For each line of the data below, test for "duration". Report only the number of lines that pass.

##### ENTRIES SUPPLIED

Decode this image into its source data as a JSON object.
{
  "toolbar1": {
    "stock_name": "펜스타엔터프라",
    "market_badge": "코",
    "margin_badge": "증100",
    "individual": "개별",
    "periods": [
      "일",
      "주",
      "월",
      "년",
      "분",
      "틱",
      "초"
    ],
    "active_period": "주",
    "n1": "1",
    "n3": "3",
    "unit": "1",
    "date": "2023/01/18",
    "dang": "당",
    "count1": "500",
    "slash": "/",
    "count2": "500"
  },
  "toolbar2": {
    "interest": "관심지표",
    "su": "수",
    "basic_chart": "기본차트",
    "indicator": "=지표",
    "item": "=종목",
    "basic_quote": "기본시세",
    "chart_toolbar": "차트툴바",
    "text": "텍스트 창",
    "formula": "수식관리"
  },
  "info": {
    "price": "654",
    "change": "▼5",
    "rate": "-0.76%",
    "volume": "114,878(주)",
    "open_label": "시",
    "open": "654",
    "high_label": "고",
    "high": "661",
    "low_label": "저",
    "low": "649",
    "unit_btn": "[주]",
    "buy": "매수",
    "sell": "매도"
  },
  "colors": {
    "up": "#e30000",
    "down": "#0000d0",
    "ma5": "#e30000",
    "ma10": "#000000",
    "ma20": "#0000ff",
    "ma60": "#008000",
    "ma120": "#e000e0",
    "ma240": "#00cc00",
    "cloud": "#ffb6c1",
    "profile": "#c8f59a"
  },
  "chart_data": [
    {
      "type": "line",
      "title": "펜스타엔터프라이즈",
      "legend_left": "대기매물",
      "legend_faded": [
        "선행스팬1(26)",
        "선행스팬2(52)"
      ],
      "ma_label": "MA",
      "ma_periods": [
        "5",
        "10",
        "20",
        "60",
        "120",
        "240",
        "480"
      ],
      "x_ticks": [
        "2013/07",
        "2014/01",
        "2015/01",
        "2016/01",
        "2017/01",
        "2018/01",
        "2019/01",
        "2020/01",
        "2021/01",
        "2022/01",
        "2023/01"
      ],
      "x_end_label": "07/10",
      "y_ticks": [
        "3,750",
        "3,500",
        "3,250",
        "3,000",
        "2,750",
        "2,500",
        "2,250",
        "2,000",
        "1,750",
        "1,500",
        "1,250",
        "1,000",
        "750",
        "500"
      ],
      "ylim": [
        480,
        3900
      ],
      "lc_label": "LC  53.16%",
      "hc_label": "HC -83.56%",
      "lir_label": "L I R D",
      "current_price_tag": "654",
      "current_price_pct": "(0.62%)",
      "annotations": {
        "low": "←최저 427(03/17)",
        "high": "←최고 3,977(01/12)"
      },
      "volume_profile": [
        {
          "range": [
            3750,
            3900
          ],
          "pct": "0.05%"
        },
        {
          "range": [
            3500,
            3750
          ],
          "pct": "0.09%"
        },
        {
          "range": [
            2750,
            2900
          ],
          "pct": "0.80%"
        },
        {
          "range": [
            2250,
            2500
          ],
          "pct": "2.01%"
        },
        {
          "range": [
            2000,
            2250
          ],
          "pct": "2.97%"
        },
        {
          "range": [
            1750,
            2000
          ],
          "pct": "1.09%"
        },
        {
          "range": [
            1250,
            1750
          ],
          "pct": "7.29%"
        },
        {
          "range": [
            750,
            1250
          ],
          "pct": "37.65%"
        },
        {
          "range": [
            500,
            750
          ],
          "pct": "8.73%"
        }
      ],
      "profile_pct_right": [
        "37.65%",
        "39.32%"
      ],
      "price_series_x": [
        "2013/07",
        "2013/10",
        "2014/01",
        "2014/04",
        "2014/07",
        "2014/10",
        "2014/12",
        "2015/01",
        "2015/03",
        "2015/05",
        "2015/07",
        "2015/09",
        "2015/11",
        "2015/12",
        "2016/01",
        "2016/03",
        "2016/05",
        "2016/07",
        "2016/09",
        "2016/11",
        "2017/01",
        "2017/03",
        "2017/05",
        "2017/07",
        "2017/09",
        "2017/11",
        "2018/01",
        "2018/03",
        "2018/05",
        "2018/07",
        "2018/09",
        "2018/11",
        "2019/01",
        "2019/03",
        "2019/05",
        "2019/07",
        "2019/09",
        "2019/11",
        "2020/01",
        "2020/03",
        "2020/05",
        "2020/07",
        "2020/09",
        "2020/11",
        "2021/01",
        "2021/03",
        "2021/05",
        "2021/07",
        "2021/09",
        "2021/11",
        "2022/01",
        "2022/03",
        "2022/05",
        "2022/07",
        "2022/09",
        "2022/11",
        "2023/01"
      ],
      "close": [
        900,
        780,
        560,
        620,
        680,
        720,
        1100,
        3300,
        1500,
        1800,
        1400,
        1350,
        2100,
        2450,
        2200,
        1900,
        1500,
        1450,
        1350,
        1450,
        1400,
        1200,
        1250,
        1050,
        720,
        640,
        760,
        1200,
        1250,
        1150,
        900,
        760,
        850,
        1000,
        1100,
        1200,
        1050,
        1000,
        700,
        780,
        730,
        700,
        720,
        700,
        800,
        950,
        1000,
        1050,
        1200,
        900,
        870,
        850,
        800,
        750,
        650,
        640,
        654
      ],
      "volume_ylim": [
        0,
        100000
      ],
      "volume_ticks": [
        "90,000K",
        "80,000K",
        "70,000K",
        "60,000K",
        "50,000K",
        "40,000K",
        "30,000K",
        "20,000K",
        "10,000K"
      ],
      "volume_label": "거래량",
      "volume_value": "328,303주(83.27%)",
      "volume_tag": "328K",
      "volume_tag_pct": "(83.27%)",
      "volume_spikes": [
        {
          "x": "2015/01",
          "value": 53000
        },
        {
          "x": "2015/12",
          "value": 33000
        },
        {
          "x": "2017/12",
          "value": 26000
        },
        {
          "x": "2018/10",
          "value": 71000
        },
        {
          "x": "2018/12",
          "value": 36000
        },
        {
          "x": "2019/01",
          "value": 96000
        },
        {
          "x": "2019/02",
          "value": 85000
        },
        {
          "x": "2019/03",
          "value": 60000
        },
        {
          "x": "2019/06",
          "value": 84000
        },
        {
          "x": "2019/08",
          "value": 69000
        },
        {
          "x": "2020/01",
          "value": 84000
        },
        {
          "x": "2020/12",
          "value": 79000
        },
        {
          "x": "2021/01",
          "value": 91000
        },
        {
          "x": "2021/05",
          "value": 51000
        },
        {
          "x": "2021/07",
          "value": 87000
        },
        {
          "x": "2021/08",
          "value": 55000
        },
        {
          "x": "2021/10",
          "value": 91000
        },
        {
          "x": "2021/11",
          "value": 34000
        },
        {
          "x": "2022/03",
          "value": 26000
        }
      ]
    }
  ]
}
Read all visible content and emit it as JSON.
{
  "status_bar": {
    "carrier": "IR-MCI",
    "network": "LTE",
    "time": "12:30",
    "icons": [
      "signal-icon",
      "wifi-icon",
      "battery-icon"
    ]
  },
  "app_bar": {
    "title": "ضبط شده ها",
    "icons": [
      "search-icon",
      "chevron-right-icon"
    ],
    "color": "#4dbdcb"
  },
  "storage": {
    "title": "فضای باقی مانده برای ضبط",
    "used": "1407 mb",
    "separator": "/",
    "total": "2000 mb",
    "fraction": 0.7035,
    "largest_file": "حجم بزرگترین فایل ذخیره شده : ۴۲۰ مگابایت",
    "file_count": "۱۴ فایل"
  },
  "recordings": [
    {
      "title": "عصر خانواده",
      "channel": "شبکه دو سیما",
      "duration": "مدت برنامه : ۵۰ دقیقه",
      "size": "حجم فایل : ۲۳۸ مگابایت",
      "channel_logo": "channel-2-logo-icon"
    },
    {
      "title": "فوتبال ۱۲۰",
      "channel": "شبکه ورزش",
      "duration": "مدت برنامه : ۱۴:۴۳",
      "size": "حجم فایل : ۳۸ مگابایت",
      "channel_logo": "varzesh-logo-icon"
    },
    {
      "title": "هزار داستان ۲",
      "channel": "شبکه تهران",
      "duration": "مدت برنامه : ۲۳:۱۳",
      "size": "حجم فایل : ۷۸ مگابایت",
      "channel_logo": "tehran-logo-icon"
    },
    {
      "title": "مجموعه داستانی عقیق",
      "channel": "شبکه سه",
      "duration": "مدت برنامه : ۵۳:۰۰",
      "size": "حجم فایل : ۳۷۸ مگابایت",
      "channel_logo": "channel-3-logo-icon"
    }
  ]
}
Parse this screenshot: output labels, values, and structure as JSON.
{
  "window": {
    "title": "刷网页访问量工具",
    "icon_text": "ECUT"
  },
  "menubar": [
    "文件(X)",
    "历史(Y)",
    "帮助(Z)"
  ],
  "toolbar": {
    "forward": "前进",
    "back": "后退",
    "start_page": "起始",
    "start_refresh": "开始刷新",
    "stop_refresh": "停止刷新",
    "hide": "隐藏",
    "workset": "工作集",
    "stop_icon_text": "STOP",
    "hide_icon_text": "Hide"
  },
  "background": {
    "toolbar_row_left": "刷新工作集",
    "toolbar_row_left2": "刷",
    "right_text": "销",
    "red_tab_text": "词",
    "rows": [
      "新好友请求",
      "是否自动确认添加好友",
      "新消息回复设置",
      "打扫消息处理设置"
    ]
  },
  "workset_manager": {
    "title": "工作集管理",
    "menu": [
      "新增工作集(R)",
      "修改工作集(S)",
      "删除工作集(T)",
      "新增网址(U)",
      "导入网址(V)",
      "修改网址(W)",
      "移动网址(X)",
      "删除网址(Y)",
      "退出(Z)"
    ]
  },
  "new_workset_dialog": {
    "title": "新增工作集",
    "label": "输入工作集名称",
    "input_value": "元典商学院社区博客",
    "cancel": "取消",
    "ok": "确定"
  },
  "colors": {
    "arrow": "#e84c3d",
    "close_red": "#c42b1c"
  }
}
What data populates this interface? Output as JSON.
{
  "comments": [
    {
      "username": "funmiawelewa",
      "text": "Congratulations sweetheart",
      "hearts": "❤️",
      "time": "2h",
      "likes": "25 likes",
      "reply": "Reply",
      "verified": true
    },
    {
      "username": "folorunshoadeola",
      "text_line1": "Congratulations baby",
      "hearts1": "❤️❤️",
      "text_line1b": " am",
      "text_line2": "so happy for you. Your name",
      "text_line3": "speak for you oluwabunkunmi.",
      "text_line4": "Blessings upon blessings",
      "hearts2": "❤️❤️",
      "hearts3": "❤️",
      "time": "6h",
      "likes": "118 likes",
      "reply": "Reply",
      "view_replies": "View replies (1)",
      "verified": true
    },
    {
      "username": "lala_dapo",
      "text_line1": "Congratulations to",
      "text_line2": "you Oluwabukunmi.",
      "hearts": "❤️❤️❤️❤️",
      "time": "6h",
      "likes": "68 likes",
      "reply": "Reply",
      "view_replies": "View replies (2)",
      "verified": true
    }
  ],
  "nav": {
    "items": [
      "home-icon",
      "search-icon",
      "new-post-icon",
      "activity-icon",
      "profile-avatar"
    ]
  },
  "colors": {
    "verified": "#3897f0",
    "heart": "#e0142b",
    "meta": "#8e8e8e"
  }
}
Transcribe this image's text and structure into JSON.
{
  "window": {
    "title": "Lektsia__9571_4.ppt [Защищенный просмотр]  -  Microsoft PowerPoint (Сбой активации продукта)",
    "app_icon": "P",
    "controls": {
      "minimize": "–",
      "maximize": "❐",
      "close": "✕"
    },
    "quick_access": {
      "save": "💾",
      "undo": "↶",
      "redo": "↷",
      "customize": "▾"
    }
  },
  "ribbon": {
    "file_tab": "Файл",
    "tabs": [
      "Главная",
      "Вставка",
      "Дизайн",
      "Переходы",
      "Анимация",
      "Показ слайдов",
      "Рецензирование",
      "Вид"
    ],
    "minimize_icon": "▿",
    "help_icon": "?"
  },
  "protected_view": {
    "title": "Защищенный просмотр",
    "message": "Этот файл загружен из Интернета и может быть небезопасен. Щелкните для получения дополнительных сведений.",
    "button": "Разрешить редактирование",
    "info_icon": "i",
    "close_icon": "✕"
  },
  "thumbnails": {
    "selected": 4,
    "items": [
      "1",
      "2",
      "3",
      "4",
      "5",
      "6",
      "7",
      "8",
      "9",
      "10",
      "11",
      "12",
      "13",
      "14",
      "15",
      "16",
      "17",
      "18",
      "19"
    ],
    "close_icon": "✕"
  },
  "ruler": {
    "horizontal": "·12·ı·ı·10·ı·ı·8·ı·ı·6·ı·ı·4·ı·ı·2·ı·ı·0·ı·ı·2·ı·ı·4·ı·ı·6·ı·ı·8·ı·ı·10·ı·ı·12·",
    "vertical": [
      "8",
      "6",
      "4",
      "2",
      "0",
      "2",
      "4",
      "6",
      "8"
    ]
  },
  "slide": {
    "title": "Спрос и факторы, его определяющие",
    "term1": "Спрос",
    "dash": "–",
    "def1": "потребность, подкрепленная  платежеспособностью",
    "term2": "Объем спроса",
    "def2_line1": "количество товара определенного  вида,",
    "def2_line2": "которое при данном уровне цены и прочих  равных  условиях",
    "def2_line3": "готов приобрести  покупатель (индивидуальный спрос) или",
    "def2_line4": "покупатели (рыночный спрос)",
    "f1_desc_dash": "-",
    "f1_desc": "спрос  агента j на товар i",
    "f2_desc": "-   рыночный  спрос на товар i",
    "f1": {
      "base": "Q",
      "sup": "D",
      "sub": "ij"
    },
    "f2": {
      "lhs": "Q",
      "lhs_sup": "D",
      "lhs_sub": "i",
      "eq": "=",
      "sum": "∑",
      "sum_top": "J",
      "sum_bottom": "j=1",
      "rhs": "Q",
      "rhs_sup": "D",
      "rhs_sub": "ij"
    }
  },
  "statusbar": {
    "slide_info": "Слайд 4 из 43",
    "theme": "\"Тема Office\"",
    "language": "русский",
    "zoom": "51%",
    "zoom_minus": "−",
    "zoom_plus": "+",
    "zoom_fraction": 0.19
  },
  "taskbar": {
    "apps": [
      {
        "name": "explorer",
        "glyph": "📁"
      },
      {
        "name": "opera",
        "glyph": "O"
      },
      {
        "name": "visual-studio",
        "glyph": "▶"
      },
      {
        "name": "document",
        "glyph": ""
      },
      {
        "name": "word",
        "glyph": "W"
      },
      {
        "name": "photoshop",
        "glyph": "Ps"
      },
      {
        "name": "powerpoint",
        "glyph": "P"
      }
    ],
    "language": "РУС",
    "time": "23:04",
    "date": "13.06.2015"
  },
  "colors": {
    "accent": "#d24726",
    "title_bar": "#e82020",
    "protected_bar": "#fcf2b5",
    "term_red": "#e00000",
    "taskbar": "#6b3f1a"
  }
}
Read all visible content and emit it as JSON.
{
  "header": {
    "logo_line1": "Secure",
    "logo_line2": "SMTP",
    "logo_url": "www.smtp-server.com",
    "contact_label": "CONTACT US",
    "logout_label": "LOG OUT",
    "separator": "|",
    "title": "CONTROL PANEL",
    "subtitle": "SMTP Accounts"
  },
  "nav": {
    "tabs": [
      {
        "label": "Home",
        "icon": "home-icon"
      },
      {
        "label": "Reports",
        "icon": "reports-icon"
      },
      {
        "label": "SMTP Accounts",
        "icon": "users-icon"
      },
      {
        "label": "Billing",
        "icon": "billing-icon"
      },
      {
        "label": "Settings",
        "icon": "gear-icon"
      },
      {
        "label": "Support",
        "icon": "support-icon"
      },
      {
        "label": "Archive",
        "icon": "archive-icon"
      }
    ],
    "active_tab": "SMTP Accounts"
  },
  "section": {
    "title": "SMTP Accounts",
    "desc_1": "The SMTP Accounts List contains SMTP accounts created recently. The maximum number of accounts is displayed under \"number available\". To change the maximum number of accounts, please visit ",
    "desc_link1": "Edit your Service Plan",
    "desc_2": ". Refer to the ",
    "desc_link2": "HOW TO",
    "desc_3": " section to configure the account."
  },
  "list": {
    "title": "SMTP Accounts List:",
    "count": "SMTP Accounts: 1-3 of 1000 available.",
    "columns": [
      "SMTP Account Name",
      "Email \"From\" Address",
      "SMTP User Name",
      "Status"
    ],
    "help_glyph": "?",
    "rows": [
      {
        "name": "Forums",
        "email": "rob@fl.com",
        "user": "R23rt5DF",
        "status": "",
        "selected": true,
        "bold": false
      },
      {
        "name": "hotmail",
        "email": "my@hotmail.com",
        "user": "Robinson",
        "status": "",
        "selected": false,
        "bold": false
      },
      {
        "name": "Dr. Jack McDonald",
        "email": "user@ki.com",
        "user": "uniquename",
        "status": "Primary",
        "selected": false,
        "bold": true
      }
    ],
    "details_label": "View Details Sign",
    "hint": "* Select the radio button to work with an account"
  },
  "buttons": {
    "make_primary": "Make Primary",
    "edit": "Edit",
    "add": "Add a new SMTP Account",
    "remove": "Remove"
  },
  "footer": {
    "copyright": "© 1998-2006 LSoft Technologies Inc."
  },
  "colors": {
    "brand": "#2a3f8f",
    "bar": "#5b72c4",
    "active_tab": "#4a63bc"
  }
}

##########

:: RESPONSE BELOW ::
4